▶ [Problem to work on]:
The listing below should be copied in full, word for word.

▶ [Materials provided]:
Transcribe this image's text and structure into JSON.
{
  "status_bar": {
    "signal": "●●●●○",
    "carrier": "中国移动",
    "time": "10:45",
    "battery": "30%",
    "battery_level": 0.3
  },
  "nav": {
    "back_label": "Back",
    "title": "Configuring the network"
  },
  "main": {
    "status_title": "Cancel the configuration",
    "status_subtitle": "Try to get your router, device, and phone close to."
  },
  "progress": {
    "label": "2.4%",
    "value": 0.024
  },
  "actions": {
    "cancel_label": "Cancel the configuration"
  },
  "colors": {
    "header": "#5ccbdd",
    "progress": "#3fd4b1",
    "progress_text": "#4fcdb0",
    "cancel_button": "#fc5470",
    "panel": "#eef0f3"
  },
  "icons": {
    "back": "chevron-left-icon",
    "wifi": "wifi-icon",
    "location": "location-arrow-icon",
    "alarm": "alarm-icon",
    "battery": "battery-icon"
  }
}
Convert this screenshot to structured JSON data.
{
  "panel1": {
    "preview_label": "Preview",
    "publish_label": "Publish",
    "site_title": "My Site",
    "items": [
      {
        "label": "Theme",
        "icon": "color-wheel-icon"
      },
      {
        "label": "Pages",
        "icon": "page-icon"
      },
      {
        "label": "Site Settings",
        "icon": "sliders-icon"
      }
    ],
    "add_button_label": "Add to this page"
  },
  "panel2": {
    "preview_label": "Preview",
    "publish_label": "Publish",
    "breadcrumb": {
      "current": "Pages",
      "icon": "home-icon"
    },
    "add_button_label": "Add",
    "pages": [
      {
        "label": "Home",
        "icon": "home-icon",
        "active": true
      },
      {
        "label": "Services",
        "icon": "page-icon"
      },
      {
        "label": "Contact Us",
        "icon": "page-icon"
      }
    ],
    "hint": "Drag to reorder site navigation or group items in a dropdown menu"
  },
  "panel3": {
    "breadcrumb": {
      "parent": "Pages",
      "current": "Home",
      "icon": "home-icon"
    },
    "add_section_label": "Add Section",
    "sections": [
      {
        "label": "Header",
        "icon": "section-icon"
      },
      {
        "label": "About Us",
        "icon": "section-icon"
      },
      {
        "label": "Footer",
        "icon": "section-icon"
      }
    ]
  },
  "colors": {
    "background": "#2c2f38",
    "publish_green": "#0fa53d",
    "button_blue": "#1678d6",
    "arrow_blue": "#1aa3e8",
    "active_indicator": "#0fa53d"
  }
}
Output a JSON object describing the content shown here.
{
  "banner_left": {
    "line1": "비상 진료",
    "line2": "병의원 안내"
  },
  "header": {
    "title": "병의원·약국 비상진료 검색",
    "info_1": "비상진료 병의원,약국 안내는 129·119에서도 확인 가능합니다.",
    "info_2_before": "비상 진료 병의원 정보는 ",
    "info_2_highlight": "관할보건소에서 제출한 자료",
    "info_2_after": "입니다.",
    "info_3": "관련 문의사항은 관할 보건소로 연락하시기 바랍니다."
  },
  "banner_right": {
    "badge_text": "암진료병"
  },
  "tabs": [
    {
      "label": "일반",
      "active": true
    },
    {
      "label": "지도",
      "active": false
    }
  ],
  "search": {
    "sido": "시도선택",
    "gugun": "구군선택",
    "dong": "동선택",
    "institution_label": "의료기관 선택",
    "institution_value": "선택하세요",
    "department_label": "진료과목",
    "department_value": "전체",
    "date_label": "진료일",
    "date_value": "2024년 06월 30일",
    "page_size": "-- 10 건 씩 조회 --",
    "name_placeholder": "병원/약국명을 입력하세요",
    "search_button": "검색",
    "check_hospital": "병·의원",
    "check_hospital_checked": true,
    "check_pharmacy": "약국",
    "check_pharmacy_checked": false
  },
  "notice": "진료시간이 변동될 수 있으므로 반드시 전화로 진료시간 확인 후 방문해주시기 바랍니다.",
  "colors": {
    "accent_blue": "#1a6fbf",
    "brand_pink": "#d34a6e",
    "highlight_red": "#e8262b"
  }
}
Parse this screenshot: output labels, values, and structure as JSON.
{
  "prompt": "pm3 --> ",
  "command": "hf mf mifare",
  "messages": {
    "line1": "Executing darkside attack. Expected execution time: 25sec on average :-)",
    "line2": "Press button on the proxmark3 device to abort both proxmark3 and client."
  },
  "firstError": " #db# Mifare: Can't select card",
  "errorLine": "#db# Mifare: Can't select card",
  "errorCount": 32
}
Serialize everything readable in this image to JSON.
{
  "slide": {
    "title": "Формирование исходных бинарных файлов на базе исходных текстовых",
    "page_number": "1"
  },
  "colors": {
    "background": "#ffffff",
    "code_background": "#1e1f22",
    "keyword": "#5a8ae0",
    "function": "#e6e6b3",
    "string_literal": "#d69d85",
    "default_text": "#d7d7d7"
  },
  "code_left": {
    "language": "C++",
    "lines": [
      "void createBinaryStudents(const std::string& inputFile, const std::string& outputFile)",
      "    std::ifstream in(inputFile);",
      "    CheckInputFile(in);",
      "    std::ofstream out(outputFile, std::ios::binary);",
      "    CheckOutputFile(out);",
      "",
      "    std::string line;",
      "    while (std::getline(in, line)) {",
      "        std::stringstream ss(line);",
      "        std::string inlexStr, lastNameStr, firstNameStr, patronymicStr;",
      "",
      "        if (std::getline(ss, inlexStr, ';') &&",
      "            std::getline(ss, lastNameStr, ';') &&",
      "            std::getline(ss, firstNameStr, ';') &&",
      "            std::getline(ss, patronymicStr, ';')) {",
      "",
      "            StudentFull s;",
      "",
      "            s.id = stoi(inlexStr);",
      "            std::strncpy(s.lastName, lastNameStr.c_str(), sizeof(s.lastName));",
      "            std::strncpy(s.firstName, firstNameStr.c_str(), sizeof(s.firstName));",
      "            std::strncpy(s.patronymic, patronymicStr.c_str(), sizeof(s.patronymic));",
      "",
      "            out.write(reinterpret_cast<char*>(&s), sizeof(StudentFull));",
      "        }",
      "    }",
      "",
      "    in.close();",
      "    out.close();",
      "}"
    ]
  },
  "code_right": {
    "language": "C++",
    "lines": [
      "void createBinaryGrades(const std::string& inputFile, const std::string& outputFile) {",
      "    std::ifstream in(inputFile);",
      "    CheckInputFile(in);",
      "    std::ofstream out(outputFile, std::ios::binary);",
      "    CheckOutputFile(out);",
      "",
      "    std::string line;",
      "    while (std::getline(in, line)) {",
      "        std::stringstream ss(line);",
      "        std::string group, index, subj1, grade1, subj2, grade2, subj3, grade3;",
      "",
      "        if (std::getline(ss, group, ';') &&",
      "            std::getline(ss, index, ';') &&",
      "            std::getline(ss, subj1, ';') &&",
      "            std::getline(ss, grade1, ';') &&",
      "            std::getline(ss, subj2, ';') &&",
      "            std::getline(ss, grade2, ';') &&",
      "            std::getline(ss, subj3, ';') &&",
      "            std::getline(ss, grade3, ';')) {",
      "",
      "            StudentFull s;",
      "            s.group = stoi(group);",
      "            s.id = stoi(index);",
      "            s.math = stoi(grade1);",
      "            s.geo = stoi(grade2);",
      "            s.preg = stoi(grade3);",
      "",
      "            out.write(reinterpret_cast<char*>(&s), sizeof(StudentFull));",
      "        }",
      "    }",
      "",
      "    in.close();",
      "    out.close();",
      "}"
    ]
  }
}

▶ [Response below]:
Transcribe this image's text and structure into JSON.
{
  "status_bar": {
    "signal": "●●●●○",
    "carrier": "中国移动",
    "time": "10:45",
    "battery": "30%",
    "battery_level": 0.3
  },
  "nav": {
    "back_label": "Back",
    "title": "Configuring the network"
  },
  "main": {
    "status_title": "Cancel the configuration",
    "status_subtitle": "Try to get your router, device, and phone close to."
  },
  "progress": {
    "label": "2.4%",
    "value": 0.024
  },
  "actions": {
    "cancel_label": "Cancel the configuration"
  },
  "colors": {
    "header": "#5ccbdd",
    "progress": "#3fd4b1",
    "progress_text": "#4fcdb0",
    "cancel_button": "#fc5470",
    "panel": "#eef0f3"
  },
  "icons": {
    "back": "chevron-left-icon",
    "wifi": "wifi-icon",
    "location": "location-arrow-icon",
    "alarm": "alarm-icon",
    "battery": "battery-icon"
  }
}
Convert this screenshot to structured JSON data.
{
  "panel1": {
    "preview_label": "Preview",
    "publish_label": "Publish",
    "site_title": "My Site",
    "items": [
      {
        "label": "Theme",
        "icon": "color-wheel-icon"
      },
      {
        "label": "Pages",
        "icon": "page-icon"
      },
      {
        "label": "Site Settings",
        "icon": "sliders-icon"
      }
    ],
    "add_button_label": "Add to this page"
  },
  "panel2": {
    "preview_label": "Preview",
    "publish_label": "Publish",
    "breadcrumb": {
      "current": "Pages",
      "icon": "home-icon"
    },
    "add_button_label": "Add",
    "pages": [
      {
        "label": "Home",
        "icon": "home-icon",
        "active": true
      },
      {
        "label": "Services",
        "icon": "page-icon"
      },
      {
        "label": "Contact Us",
        "icon": "page-icon"
      }
    ],
    "hint": "Drag to reorder site navigation or group items in a dropdown menu"
  },
  "panel3": {
    "breadcrumb": {
      "parent": "Pages",
      "current": "Home",
      "icon": "home-icon"
    },
    "add_section_label": "Add Section",
    "sections": [
      {
        "label": "Header",
        "icon": "section-icon"
      },
      {
        "label": "About Us",
        "icon": "section-icon"
      },
      {
        "label": "Footer",
        "icon": "section-icon"
      }
    ]
  },
  "colors": {
    "background": "#2c2f38",
    "publish_green": "#0fa53d",
    "button_blue": "#1678d6",
    "arrow_blue": "#1aa3e8",
    "active_indicator": "#0fa53d"
  }
}
Output a JSON object describing the content shown here.
{
  "banner_left": {
    "line1": "비상 진료",
    "line2": "병의원 안내"
  },
  "header": {
    "title": "병의원·약국 비상진료 검색",
    "info_1": "비상진료 병의원,약국 안내는 129·119에서도 확인 가능합니다.",
    "info_2_before": "비상 진료 병의원 정보는 ",
    "info_2_highlight": "관할보건소에서 제출한 자료",
    "info_2_after": "입니다.",
    "info_3": "관련 문의사항은 관할 보건소로 연락하시기 바랍니다."
  },
  "banner_right": {
    "badge_text": "암진료병"
  },
  "tabs": [
    {
      "label": "일반",
      "active": true
    },
    {
      "label": "지도",
      "active": false
    }
  ],
  "search": {
    "sido": "시도선택",
    "gugun": "구군선택",
    "dong": "동선택",
    "institution_label": "의료기관 선택",
    "institution_value": "선택하세요",
    "department_label": "진료과목",
    "department_value": "전체",
    "date_label": "진료일",
    "date_value": "2024년 06월 30일",
    "page_size": "-- 10 건 씩 조회 --",
    "name_placeholder": "병원/약국명을 입력하세요",
    "search_button": "검색",
    "check_hospital": "병·의원",
    "check_hospital_checked": true,
    "check_pharmacy": "약국",
    "check_pharmacy_checked": false
  },
  "notice": "진료시간이 변동될 수 있으므로 반드시 전화로 진료시간 확인 후 방문해주시기 바랍니다.",
  "colors": {
    "accent_blue": "#1a6fbf",
    "brand_pink": "#d34a6e",
    "highlight_red": "#e8262b"
  }
}
Parse this screenshot: output labels, values, and structure as JSON.
{
  "prompt": "pm3 --> ",
  "command": "hf mf mifare",
  "messages": {
    "line1": "Executing darkside attack. Expected execution time: 25sec on average :-)",
    "line2": "Press button on the proxmark3 device to abort both proxmark3 and client."
  },
  "firstError": " #db# Mifare: Can't select card",
  "errorLine": "#db# Mifare: Can't select card",
  "errorCount": 32
}
Serialize everything readable in this image to JSON.
{
  "slide": {
    "title": "Формирование исходных бинарных файлов на базе исходных текстовых",
    "page_number": "1"
  },
  "colors": {
    "background": "#ffffff",
    "code_background": "#1e1f22",
    "keyword": "#5a8ae0",
    "function": "#e6e6b3",
    "string_literal": "#d69d85",
    "default_text": "#d7d7d7"
  },
  "code_left": {
    "language": "C++",
    "lines": [
      "void createBinaryStudents(const std::string& inputFile, const std::string& outputFile)",
      "    std::ifstream in(inputFile);",
      "    CheckInputFile(in);",
      "    std::ofstream out(outputFile, std::ios::binary);",
      "    CheckOutputFile(out);",
      "",
      "    std::string line;",
      "    while (std::getline(in, line)) {",
      "        std::stringstream ss(line);",
      "        std::string inlexStr, lastNameStr, firstNameStr, patronymicStr;",
      "",
      "        if (std::getline(ss, inlexStr, ';') &&",
      "            std::getline(ss, lastNameStr, ';') &&",
      "            std::getline(ss, firstNameStr, ';') &&",
      "            std::getline(ss, patronymicStr, ';')) {",
      "",
      "            StudentFull s;",
      "",
      "            s.id = stoi(inlexStr);",
      "            std::strncpy(s.lastName, lastNameStr.c_str(), sizeof(s.lastName));",
      "            std::strncpy(s.firstName, firstNameStr.c_str(), sizeof(s.firstName));",
      "            std::strncpy(s.patronymic, patronymicStr.c_str(), sizeof(s.patronymic));",
      "",
      "            out.write(reinterpret_cast<char*>(&s), sizeof(StudentFull));",
      "        }",
      "    }",
      "",
      "    in.close();",
      "    out.close();",
      "}"
    ]
  },
  "code_right": {
    "language": "C++",
    "lines": [
      "void createBinaryGrades(const std::string& inputFile, const std::string& outputFile) {",
      "    std::ifstream in(inputFile);",
      "    CheckInputFile(in);",
      "    std::ofstream out(outputFile, std::ios::binary);",
      "    CheckOutputFile(out);",
      "",
      "    std::string line;",
      "    while (std::getline(in, line)) {",
      "        std::stringstream ss(line);",
      "        std::string group, index, subj1, grade1, subj2, grade2, subj3, grade3;",
      "",
      "        if (std::getline(ss, group, ';') &&",
      "            std::getline(ss, index, ';') &&",
      "            std::getline(ss, subj1, ';') &&",
      "            std::getline(ss, grade1, ';') &&",
      "            std::getline(ss, subj2, ';') &&",
      "            std::getline(ss, grade2, ';') &&",
      "            std::getline(ss, subj3, ';') &&",
      "            std::getline(ss, grade3, ';')) {",
      "",
      "            StudentFull s;",
      "            s.group = stoi(group);",
      "            s.id = stoi(index);",
      "            s.math = stoi(grade1);",
      "            s.geo = stoi(grade2);",
      "            s.preg = stoi(grade3);",
      "",
      "            out.write(reinterpret_cast<char*>(&s), sizeof(StudentFull));",
      "        }",
      "    }",
      "",
      "    in.close();",
      "    out.close();",
      "}"
    ]
  }
}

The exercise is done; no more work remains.